In the second century BC, the anonymous author of a papyrus kept in London used a balance to determine whether fermented meat was lighter than fresh meat. Since then, many scientists have been interested in food and cooking. In particular, the preparation of meat stock—the aqueous solution obtained by thermal processing of animal tissues in water—has been of great interest. It was first mentioned in the fourth century BC by Apicius (André (ed), 1987), and recipes for stock preparation appear in classic texts (La Varenne, 1651; Menon, 1756; Carême & Plumerey, 1981) and most French culinary books. Marie Antoine (Antonin Carême (8 June 1784&ndash12 January 1833 was a French chef and author Chemists have been interested in meat stock preparation and, more generally, food preparation since the eighteenth century (Lémery, 1705; Geoffrey le Cadet, 1733; Cadet de Vaux, 1818; Darcet, 1830). Antoine-Laurent de Lavoisier is perhaps the most famous among them—in 1783, he studied the processes of stock preparation by measuring density to evaluate quality (Lavoisier, 1783). In reporting the results of his experiments, Lavoisier wrote, "Whenever one considers the most familiar objects, the simplest things, it's impossible not to be surprised to see how our ideas are vague and uncertain, and how, as a consequence, it is important to fix them by experiments and facts" (author's translation). Of course, Justus von Liebig should not be forgotten in the history of culinary science (von Liebig, 1852) and stock was not his only concern. Justus von Liebig ( May 12, 1803 &ndash April 18, 1873) was a German Chemist Another important figure was Benjamin Thompson, later knighted Count Rumford, who studied culinary transformations and made many proposals and inventions to improve them, for example by inventing a special coffee pot for better brewing. Sir Benjamin Thompson, Count Rumford (in German: de Reichsgraf von Rumford FRS ( 26 March 1753 – 21 August 1814 Sir Benjamin Thompson, Count Rumford (in German: de Reichsgraf von Rumford FRS ( 26 March 1753 – 21 August 1814 There are too many scientists who have contributed to the science of food preparation to list here. - Hervé This, 2006 
The concept of molecular gastronomy was perhaps presaged by Marie-Antoine Carême, one of the most famous French chefs, who said in the early 19th century that when making a food stock "the broth must come to a boil very slowly, otherwise the albumin coagulates, hardens; the water, not having time to penetrate the meat, prevents the gelatinous part of the osmazome from detaching itself.

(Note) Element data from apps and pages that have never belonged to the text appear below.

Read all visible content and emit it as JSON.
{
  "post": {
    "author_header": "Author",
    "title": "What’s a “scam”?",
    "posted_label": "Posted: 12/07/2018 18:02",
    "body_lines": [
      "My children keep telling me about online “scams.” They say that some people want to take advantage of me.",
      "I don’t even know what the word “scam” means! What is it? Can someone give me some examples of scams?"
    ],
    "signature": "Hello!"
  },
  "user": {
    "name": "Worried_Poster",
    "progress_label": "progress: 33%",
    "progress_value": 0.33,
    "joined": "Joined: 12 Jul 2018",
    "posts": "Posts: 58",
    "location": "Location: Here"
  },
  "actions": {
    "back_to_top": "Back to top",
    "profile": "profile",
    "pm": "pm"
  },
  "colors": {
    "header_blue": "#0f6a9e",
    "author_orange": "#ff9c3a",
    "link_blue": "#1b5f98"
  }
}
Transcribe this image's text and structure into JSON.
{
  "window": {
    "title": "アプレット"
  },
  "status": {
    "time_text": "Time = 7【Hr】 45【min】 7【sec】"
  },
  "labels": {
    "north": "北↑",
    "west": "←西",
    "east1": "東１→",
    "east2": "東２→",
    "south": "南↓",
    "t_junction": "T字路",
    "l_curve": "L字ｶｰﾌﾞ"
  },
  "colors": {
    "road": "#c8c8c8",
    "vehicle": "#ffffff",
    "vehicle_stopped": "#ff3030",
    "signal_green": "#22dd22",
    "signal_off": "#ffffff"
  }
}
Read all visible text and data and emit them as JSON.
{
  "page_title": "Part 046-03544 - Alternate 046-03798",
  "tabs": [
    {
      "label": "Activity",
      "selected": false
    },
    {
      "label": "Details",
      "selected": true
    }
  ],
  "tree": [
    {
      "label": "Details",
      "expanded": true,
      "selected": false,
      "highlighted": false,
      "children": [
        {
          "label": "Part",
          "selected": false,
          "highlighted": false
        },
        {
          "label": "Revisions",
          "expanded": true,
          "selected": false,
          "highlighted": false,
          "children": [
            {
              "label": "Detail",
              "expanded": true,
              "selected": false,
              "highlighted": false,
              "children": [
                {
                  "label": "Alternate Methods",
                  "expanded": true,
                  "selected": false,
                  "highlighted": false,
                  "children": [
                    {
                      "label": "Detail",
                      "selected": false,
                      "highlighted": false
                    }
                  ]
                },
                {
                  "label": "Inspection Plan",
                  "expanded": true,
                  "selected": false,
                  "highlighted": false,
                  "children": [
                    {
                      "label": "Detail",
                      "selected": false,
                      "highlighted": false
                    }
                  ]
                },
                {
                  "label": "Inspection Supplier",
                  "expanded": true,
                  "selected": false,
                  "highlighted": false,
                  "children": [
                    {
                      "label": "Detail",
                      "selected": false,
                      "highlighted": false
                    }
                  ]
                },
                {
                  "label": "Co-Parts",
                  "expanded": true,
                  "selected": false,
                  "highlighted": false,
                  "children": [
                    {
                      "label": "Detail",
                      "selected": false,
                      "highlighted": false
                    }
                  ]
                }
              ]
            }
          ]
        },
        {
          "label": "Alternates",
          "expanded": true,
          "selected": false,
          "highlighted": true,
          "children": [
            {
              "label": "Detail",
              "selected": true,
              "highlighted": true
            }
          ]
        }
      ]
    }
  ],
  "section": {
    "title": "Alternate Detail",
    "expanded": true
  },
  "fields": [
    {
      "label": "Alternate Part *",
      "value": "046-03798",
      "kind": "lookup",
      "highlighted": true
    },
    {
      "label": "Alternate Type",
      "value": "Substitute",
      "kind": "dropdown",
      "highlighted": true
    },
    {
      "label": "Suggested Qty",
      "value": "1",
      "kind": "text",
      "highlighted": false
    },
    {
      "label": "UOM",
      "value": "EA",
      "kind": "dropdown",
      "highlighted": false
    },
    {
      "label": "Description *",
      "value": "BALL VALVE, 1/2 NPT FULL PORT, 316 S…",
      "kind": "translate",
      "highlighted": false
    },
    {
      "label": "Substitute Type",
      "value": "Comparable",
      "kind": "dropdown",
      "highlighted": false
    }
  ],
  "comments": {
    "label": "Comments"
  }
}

Marie Antoine (Antonin Carême (8 June 1784&ndash12 January 1833 was a French chef and author is one of the five Basic tastes sensed by specialized receptor cells present on the human Tongue. " The observation is valuable, although the concept of a unique soluble "osmazome" providing flavour is today not considered valid.